_TASK TO COMPLETE_
Copy the records below exactly.

#### GIVEN DATA

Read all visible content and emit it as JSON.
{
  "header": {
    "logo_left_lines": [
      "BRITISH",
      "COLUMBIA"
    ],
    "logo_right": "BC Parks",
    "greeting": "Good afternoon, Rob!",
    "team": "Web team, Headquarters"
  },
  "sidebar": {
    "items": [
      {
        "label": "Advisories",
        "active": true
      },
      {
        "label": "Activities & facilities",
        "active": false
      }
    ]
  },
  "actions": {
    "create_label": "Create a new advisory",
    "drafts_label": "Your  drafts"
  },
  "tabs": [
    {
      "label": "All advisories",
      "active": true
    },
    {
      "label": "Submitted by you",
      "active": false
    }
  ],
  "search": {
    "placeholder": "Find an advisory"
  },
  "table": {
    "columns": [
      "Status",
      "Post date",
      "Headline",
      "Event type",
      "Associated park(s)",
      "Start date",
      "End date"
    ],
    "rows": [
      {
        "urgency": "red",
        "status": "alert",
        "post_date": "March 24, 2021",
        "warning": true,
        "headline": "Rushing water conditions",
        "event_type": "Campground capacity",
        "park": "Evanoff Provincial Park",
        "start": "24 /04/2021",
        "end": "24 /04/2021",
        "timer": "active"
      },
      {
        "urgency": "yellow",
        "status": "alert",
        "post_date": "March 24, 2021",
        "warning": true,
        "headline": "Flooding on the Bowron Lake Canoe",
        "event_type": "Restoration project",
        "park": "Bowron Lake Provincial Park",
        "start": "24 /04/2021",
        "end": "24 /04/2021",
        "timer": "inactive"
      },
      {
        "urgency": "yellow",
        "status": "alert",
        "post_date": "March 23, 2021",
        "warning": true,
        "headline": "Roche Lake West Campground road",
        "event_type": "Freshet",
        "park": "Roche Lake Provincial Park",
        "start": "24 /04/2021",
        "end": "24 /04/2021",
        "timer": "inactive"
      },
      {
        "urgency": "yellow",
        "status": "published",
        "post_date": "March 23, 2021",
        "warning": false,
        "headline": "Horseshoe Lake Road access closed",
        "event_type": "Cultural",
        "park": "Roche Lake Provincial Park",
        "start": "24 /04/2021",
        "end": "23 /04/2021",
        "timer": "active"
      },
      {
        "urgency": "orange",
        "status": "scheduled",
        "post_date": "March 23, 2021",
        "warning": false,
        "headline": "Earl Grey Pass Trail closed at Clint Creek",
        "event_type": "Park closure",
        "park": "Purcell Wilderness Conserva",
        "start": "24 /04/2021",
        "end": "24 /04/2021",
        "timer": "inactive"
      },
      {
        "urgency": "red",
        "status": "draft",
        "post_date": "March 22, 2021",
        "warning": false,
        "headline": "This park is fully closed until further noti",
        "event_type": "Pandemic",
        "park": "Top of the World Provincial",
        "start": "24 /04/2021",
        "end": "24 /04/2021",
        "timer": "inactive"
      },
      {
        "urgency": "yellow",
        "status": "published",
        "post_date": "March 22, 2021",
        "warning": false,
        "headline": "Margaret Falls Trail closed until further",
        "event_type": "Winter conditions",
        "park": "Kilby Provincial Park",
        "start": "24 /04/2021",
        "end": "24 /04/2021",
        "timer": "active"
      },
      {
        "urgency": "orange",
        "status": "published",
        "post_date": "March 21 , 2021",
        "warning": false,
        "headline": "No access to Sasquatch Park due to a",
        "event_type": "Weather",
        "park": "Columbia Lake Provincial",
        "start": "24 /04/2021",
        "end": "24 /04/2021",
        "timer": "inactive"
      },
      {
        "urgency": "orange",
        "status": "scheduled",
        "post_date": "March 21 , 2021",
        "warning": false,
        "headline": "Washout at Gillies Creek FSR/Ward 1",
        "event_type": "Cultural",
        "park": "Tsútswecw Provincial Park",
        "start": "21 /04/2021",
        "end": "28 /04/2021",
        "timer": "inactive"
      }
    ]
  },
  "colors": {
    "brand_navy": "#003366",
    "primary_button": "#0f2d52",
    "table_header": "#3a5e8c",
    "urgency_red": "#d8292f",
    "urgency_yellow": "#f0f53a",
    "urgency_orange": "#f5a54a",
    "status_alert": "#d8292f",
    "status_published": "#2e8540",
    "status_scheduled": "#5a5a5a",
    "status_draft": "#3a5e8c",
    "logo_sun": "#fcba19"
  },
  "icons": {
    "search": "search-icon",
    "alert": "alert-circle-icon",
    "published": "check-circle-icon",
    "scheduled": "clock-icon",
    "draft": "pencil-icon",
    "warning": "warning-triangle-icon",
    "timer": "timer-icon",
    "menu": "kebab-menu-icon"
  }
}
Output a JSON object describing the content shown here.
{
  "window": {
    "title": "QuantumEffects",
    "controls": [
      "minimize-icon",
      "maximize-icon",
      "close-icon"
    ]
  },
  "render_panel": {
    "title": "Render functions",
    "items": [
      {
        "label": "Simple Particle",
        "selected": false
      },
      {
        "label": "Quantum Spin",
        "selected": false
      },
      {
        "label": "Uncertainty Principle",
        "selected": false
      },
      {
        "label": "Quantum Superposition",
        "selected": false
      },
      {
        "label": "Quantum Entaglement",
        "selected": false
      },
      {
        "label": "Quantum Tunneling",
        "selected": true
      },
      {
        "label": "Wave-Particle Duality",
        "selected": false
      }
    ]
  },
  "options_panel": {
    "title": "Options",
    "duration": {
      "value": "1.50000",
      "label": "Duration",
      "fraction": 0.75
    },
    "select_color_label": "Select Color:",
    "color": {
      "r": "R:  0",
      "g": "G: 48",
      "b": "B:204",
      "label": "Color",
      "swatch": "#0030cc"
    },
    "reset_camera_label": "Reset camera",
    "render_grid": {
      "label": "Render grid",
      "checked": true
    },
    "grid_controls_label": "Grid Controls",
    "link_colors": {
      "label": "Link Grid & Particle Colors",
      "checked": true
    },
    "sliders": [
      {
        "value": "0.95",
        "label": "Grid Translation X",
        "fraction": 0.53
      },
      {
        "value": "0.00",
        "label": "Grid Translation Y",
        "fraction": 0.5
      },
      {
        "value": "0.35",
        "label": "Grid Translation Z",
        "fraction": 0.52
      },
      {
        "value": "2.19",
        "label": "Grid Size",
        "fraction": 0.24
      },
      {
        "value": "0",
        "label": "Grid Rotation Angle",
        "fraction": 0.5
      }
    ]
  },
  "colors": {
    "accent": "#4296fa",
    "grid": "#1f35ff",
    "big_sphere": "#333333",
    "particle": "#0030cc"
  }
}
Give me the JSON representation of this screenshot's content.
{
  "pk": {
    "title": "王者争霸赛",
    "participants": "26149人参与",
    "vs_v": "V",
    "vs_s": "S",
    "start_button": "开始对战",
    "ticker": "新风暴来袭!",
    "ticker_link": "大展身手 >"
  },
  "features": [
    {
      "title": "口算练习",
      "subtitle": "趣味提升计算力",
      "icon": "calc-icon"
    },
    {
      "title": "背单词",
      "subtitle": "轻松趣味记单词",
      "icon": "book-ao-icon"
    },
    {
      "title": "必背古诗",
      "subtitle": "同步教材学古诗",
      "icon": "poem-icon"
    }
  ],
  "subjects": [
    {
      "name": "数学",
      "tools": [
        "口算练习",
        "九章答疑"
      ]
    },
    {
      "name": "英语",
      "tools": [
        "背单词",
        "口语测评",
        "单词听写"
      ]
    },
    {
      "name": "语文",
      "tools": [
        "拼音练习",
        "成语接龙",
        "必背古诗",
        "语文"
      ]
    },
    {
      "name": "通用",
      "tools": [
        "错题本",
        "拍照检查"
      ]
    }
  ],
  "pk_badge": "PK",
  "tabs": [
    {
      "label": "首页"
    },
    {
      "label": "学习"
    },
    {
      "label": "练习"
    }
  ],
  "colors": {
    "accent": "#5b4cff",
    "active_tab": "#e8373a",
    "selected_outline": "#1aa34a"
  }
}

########

_RESULT FOR THIS EXERCISE_
Read all visible content and emit it as JSON.
{
  "header": {
    "logo_left_lines": [
      "BRITISH",
      "COLUMBIA"
    ],
    "logo_right": "BC Parks",
    "greeting": "Good afternoon, Rob!",
    "team": "Web team, Headquarters"
  },
  "sidebar": {
    "items": [
      {
        "label": "Advisories",
        "active": true
      },
      {
        "label": "Activities & facilities",
        "active": false
      }
    ]
  },
  "actions": {
    "create_label": "Create a new advisory",
    "drafts_label": "Your  drafts"
  },
  "tabs": [
    {
      "label": "All advisories",
      "active": true
    },
    {
      "label": "Submitted by you",
      "active": false
    }
  ],
  "search": {
    "placeholder": "Find an advisory"
  },
  "table": {
    "columns": [
      "Status",
      "Post date",
      "Headline",
      "Event type",
      "Associated park(s)",
      "Start date",
      "End date"
    ],
    "rows": [
      {
        "urgency": "red",
        "status": "alert",
        "post_date": "March 24, 2021",
        "warning": true,
        "headline": "Rushing water conditions",
        "event_type": "Campground capacity",
        "park": "Evanoff Provincial Park",
        "start": "24 /04/2021",
        "end": "24 /04/2021",
        "timer": "active"
      },
      {
        "urgency": "yellow",
        "status": "alert",
        "post_date": "March 24, 2021",
        "warning": true,
        "headline": "Flooding on the Bowron Lake Canoe",
        "event_type": "Restoration project",
        "park": "Bowron Lake Provincial Park",
        "start": "24 /04/2021",
        "end": "24 /04/2021",
        "timer": "inactive"
      },
      {
        "urgency": "yellow",
        "status": "alert",
        "post_date": "March 23, 2021",
        "warning": true,
        "headline": "Roche Lake West Campground road",
        "event_type": "Freshet",
        "park": "Roche Lake Provincial Park",
        "start": "24 /04/2021",
        "end": "24 /04/2021",
        "timer": "inactive"
      },
      {
        "urgency": "yellow",
        "status": "published",
        "post_date": "March 23, 2021",
        "warning": false,
        "headline": "Horseshoe Lake Road access closed",
        "event_type": "Cultural",
        "park": "Roche Lake Provincial Park",
        "start": "24 /04/2021",
        "end": "23 /04/2021",
        "timer": "active"
      },
      {
        "urgency": "orange",
        "status": "scheduled",
        "post_date": "March 23, 2021",
        "warning": false,
        "headline": "Earl Grey Pass Trail closed at Clint Creek",
        "event_type": "Park closure",
        "park": "Purcell Wilderness Conserva",
        "start": "24 /04/2021",
        "end": "24 /04/2021",
        "timer": "inactive"
      },
      {
        "urgency": "red",
        "status": "draft",
        "post_date": "March 22, 2021",
        "warning": false,
        "headline": "This park is fully closed until further noti",
        "event_type": "Pandemic",
        "park": "Top of the World Provincial",
        "start": "24 /04/2021",
        "end": "24 /04/2021",
        "timer": "inactive"
      },
      {
        "urgency": "yellow",
        "status": "published",
        "post_date": "March 22, 2021",
        "warning": false,
        "headline": "Margaret Falls Trail closed until further",
        "event_type": "Winter conditions",
        "park": "Kilby Provincial Park",
        "start": "24 /04/2021",
        "end": "24 /04/2021",
        "timer": "active"
      },
      {
        "urgency": "orange",
        "status": "published",
        "post_date": "March 21 , 2021",
        "warning": false,
        "headline": "No access to Sasquatch Park due to a",
        "event_type": "Weather",
        "park": "Columbia Lake Provincial",
        "start": "24 /04/2021",
        "end": "24 /04/2021",
        "timer": "inactive"
      },
      {
        "urgency": "orange",
        "status": "scheduled",
        "post_date": "March 21 , 2021",
        "warning": false,
        "headline": "Washout at Gillies Creek FSR/Ward 1",
        "event_type": "Cultural",
        "park": "Tsútswecw Provincial Park",
        "start": "21 /04/2021",
        "end": "28 /04/2021",
        "timer": "inactive"
      }
    ]
  },
  "colors": {
    "brand_navy": "#003366",
    "primary_button": "#0f2d52",
    "table_header": "#3a5e8c",
    "urgency_red": "#d8292f",
    "urgency_yellow": "#f0f53a",
    "urgency_orange": "#f5a54a",
    "status_alert": "#d8292f",
    "status_published": "#2e8540",
    "status_scheduled": "#5a5a5a",
    "status_draft": "#3a5e8c",
    "logo_sun": "#fcba19"
  },
  "icons": {
    "search": "search-icon",
    "alert": "alert-circle-icon",
    "published": "check-circle-icon",
    "scheduled": "clock-icon",
    "draft": "pencil-icon",
    "warning": "warning-triangle-icon",
    "timer": "timer-icon",
    "menu": "kebab-menu-icon"
  }
}
Output a JSON object describing the content shown here.
{
  "window": {
    "title": "QuantumEffects",
    "controls": [
      "minimize-icon",
      "maximize-icon",
      "close-icon"
    ]
  },
  "render_panel": {
    "title": "Render functions",
    "items": [
      {
        "label": "Simple Particle",
        "selected": false
      },
      {
        "label": "Quantum Spin",
        "selected": false
      },
      {
        "label": "Uncertainty Principle",
        "selected": false
      },
      {
        "label": "Quantum Superposition",
        "selected": false
      },
      {
        "label": "Quantum Entaglement",
        "selected": false
      },
      {
        "label": "Quantum Tunneling",
        "selected": true
      },
      {
        "label": "Wave-Particle Duality",
        "selected": false
      }
    ]
  },
  "options_panel": {
    "title": "Options",
    "duration": {
      "value": "1.50000",
      "label": "Duration",
      "fraction": 0.75
    },
    "select_color_label": "Select Color:",
    "color": {
      "r": "R:  0",
      "g": "G: 48",
      "b": "B:204",
      "label": "Color",
      "swatch": "#0030cc"
    },
    "reset_camera_label": "Reset camera",
    "render_grid": {
      "label": "Render grid",
      "checked": true
    },
    "grid_controls_label": "Grid Controls",
    "link_colors": {
      "label": "Link Grid & Particle Colors",
      "checked": true
    },
    "sliders": [
      {
        "value": "0.95",
        "label": "Grid Translation X",
        "fraction": 0.53
      },
      {
        "value": "0.00",
        "label": "Grid Translation Y",
        "fraction": 0.5
      },
      {
        "value": "0.35",
        "label": "Grid Translation Z",
        "fraction": 0.52
      },
      {
        "value": "2.19",
        "label": "Grid Size",
        "fraction": 0.24
      },
      {
        "value": "0",
        "label": "Grid Rotation Angle",
        "fraction": 0.5
      }
    ]
  },
  "colors": {
    "accent": "#4296fa",
    "grid": "#1f35ff",
    "big_sphere": "#333333",
    "particle": "#0030cc"
  }
}
Give me the JSON representation of this screenshot's content.
{
  "pk": {
    "title": "王者争霸赛",
    "participants": "26149人参与",
    "vs_v": "V",
    "vs_s": "S",
    "start_button": "开始对战",
    "ticker": "新风暴来袭!",
    "ticker_link": "大展身手 >"
  },
  "features": [
    {
      "title": "口算练习",
      "subtitle": "趣味提升计算力",
      "icon": "calc-icon"
    },
    {
      "title": "背单词",
      "subtitle": "轻松趣味记单词",
      "icon": "book-ao-icon"
    },
    {
      "title": "必背古诗",
      "subtitle": "同步教材学古诗",
      "icon": "poem-icon"
    }
  ],
  "subjects": [
    {
      "name": "数学",
      "tools": [
        "口算练习",
        "九章答疑"
      ]
    },
    {
      "name": "英语",
      "tools": [
        "背单词",
        "口语测评",
        "单词听写"
      ]
    },
    {
      "name": "语文",
      "tools": [
        "拼音练习",
        "成语接龙",
        "必背古诗",
        "语文"
      ]
    },
    {
      "name": "通用",
      "tools": [
        "错题本",
        "拍照检查"
      ]
    }
  ],
  "pk_badge": "PK",
  "tabs": [
    {
      "label": "首页"
    },
    {
      "label": "学习"
    },
    {
      "label": "练习"
    }
  ],
  "colors": {
    "accent": "#5b4cff",
    "active_tab": "#e8373a",
    "selected_outline": "#1aa34a"
  }
}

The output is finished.